Democratic hopes of retaking the Senate in November received a serious shot in the arm Tuesday night as two party favorites cruised to victory.
Establishment candidates in Pennsylvania and Maryland each closed out tougher-than-expected primaries that threatened to leave lasting divisions and distract the party’s efforts to win back the majority in 2016.
In an election cycle dominated by outsider candidates such as Donald Trump and anti-establishment candidates such as Sen. Bernie Sanders of Vermont, contenders with Washington’s official backing came out on top this time.
Democrats must win five seats to wrest back the Senate. Reaching that goal might be made easier if having the support of the party elite becomes an advantage between now and Election Day.
In Pennsylvania, former gubernatorial chief of staff Katie McGinty defeated former representative and ex-U.S. Navy admiral Joe Sestak, 43 percent to 33 percent. She will face incumbent Senator Pat Toomey, who is considered one of the country’s most vulnerable Republicans.
McGinty trailed Sestak, who enjoyed greater name recognition for most of the primary campaign, but a late surge fueled by millions in outside spending and all-out support from Democratic leaders helped her pull ahead. President Obama provided the voice-over for her closing TV and radio ads, and Vice President Biden, famously from Scranton, spent the day before the primary on the campaign trail with McGinty.

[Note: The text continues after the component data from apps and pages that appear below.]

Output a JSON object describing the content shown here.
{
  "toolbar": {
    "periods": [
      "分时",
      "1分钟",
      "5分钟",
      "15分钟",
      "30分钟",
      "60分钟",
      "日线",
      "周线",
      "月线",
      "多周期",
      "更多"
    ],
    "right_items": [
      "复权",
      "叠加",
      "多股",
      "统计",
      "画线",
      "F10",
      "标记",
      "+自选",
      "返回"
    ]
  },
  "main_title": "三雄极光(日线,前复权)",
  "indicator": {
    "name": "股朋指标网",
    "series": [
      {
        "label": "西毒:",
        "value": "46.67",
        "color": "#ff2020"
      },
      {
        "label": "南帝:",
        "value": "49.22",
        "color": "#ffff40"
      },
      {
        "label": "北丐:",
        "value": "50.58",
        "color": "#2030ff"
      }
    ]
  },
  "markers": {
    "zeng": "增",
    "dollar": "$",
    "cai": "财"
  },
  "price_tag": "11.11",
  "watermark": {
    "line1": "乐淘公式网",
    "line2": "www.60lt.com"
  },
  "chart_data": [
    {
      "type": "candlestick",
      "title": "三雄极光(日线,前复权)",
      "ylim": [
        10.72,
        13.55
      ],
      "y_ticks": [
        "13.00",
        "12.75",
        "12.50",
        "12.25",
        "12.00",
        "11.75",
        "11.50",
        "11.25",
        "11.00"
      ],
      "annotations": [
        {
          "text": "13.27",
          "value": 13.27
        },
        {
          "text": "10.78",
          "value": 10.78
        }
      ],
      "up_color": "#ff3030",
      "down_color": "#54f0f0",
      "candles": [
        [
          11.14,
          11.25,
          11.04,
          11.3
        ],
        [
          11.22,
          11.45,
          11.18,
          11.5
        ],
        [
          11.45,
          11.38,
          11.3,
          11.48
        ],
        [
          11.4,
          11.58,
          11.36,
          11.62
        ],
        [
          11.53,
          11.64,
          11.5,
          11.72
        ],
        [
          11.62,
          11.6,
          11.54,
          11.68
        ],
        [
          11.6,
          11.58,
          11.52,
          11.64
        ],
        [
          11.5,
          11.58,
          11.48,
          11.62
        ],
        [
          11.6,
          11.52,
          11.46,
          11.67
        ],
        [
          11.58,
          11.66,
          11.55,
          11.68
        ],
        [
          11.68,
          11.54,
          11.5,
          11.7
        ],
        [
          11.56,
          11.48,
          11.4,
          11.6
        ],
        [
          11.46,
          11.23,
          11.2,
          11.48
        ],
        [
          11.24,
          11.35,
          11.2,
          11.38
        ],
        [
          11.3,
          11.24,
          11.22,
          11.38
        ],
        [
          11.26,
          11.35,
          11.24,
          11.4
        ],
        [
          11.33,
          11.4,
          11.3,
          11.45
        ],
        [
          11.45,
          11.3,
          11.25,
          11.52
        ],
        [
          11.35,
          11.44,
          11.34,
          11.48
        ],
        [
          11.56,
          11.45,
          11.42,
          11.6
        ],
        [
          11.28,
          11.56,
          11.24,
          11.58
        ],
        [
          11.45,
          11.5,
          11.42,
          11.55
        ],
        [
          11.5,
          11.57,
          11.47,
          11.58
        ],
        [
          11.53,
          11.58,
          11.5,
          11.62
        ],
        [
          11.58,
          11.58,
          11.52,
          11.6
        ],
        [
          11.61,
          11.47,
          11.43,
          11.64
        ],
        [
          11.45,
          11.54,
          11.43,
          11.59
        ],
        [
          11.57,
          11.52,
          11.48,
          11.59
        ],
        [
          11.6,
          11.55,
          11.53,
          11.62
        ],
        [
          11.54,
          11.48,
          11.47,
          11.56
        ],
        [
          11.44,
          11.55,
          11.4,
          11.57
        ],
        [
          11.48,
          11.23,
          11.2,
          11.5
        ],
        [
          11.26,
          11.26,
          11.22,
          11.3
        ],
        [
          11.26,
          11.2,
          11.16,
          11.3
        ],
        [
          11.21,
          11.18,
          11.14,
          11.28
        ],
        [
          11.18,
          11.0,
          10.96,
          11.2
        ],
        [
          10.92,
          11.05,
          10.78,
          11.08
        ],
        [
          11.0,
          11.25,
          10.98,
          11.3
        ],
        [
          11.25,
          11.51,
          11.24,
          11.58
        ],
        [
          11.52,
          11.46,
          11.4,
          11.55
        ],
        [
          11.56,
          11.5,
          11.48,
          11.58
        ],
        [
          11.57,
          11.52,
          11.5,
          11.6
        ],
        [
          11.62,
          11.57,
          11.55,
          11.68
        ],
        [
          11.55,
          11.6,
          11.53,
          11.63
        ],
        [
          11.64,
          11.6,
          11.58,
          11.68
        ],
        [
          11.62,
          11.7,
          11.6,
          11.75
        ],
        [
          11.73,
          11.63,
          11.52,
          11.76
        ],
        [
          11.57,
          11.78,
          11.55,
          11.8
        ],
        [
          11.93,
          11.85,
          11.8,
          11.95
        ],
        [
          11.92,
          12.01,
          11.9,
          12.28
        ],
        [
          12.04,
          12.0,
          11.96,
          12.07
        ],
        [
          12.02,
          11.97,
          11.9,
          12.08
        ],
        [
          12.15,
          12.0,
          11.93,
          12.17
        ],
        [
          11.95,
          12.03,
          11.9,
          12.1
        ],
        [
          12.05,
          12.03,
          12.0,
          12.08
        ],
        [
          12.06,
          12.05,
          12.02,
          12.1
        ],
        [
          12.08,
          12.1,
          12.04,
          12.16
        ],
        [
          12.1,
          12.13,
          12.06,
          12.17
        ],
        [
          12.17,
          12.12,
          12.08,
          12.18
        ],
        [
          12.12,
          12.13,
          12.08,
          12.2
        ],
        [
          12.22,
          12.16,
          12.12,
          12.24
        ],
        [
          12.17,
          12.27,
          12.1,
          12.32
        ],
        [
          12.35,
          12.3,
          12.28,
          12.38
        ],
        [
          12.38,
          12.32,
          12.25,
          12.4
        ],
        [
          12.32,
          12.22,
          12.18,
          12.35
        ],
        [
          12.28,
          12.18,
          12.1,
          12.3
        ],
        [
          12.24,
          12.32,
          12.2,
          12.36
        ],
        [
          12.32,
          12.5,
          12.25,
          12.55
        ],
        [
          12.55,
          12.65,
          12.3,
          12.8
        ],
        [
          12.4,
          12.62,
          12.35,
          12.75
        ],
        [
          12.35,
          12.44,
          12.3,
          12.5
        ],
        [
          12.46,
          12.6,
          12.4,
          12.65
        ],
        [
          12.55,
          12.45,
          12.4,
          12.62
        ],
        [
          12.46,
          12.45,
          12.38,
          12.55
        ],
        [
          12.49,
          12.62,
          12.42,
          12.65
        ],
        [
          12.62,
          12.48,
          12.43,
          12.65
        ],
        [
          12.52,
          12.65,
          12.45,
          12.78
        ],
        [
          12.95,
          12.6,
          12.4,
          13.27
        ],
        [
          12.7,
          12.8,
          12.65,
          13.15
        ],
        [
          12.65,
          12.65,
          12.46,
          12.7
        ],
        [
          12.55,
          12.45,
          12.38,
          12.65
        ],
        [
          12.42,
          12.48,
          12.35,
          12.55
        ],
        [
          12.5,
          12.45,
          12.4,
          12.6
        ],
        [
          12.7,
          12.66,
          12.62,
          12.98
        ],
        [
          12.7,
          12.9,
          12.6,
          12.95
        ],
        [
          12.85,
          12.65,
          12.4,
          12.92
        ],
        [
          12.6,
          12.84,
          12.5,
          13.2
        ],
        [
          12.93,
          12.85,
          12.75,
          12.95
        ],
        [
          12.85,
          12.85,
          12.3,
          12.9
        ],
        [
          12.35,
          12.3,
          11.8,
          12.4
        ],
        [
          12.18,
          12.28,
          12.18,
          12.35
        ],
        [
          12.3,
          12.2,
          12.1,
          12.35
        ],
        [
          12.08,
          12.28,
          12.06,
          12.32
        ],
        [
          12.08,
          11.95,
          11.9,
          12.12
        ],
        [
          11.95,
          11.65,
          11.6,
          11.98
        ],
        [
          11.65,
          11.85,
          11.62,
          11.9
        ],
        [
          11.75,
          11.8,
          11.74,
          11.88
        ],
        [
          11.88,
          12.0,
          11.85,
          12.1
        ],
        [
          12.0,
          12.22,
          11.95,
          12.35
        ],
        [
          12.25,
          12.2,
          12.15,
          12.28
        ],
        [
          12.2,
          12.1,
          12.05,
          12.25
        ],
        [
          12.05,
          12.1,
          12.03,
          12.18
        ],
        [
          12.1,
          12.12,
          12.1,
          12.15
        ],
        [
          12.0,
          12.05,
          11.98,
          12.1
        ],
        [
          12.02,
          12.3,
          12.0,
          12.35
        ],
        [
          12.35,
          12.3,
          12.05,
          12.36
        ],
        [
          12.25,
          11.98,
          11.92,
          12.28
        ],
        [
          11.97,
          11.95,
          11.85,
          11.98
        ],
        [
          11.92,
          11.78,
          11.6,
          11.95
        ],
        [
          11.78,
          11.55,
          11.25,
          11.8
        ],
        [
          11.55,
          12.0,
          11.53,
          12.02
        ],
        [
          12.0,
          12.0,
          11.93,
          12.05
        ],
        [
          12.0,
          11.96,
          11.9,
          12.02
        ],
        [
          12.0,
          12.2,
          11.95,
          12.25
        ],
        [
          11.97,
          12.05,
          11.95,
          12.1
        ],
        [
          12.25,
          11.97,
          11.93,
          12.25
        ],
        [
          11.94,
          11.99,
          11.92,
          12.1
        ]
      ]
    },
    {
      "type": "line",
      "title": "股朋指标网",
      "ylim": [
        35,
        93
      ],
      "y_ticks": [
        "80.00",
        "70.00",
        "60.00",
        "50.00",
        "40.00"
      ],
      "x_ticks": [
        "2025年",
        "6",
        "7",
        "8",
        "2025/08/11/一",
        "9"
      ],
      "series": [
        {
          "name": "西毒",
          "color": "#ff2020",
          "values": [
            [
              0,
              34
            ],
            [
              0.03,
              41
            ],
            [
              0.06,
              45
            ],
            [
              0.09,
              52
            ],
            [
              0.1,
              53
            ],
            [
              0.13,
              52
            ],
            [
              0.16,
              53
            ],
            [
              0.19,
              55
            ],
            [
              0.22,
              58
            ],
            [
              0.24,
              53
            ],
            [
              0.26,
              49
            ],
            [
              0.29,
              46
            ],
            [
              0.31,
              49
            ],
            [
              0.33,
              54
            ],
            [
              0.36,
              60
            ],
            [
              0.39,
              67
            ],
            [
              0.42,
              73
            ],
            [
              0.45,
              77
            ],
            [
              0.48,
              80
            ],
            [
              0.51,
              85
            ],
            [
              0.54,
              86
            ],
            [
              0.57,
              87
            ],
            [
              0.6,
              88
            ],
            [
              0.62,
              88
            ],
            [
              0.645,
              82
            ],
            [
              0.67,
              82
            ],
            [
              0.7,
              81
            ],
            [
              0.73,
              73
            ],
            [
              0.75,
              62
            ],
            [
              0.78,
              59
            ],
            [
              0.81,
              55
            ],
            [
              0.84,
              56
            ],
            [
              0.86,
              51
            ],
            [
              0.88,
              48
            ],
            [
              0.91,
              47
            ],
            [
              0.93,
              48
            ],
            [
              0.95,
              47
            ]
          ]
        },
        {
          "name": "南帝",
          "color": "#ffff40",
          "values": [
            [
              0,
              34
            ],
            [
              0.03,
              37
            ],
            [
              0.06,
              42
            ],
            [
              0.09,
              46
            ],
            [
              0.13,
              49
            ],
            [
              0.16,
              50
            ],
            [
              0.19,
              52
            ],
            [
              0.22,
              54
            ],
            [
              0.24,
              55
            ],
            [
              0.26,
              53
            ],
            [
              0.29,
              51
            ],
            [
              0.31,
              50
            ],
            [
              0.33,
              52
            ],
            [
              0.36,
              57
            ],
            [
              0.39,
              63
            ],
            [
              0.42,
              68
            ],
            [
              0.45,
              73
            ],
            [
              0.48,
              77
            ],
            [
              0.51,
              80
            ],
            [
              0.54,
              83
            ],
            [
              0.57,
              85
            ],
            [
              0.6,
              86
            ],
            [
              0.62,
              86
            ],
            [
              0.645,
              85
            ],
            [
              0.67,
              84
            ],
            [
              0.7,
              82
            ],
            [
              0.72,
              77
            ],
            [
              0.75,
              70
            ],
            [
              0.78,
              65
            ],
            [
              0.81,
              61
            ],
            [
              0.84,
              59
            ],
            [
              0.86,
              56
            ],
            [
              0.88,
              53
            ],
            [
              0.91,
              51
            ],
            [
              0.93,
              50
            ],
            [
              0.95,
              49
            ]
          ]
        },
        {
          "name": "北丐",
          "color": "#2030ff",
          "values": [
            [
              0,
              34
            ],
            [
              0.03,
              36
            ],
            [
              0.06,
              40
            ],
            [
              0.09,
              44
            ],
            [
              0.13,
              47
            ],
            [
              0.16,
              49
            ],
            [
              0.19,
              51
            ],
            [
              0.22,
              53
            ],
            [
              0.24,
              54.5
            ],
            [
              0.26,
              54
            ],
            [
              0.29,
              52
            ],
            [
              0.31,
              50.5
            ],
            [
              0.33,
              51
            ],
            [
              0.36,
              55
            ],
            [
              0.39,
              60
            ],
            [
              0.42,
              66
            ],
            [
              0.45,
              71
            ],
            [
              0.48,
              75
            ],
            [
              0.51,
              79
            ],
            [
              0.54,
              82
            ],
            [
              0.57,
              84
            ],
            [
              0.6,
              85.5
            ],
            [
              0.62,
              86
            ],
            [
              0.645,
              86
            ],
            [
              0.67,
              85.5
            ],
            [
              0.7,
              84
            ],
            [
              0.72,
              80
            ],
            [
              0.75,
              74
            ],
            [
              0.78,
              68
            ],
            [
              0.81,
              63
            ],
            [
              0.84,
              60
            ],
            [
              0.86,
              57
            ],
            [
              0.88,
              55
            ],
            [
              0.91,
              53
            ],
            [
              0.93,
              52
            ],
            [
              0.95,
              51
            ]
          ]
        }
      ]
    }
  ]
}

That heavy-handed involvement could be viewed as bit a payback by the White House: In 2010 Sestak refused to back out of a primary against then-Senator Arlen Spector, a GOP stalwart who switched political parties and became a Democrat.
Sestak won the primary and went on to lose to Toomey in the general election in a year that saw the rise of the hard-right Tea Party movement.
McGinty will need all the help she can get from party elders: A Real Clear Politics average of polls shows Toomey with a roughly 12-point lead, for now.
Meanwhile, in reliably Democratic Maryland, the contest between Rep. Chris Van Hollen and Donna Edwards turned increasing contentious ahead of Election Day as the two clashed over social issues like race and gender.
Both lawmakers are considered progressive, but Van Hollen, a seven-term incumbent, was better able to parlay his current position into support at the polls, winning 53 percent to 39 percent. Barring some kind of unforeseen catastrophe, Van Hollen will keep the Senate seat being vacated by the retiring Barbara Mikulski in the Democratic column.
Van Hollen’s victory also means that Democrats won’t have to waste money and resources trying to hold on to the seat and can better focus their efforts on flipping seats in other blue-leaning states, including Pennsylvania, New Hampshire and Ohio – matchups they must win if they are to have any hope of taking back the upper chamber next year.
Public opinion polls suggest Democrats might be presented with more down-ballot opportunities if Trump or Texas Sen. Ted Cruz is at the top of the Republican ticket. On Tuesday, a new poll suggested that Arizona, which has gone to the GOP nominee in the last four presidential elections, could become competitive if Trump is the Republican standard-bearer.
That could have major ramifications for incumbent John McCain (R), who is in a statistical dead-heat against Rep. Ann Kirkpatrick (D).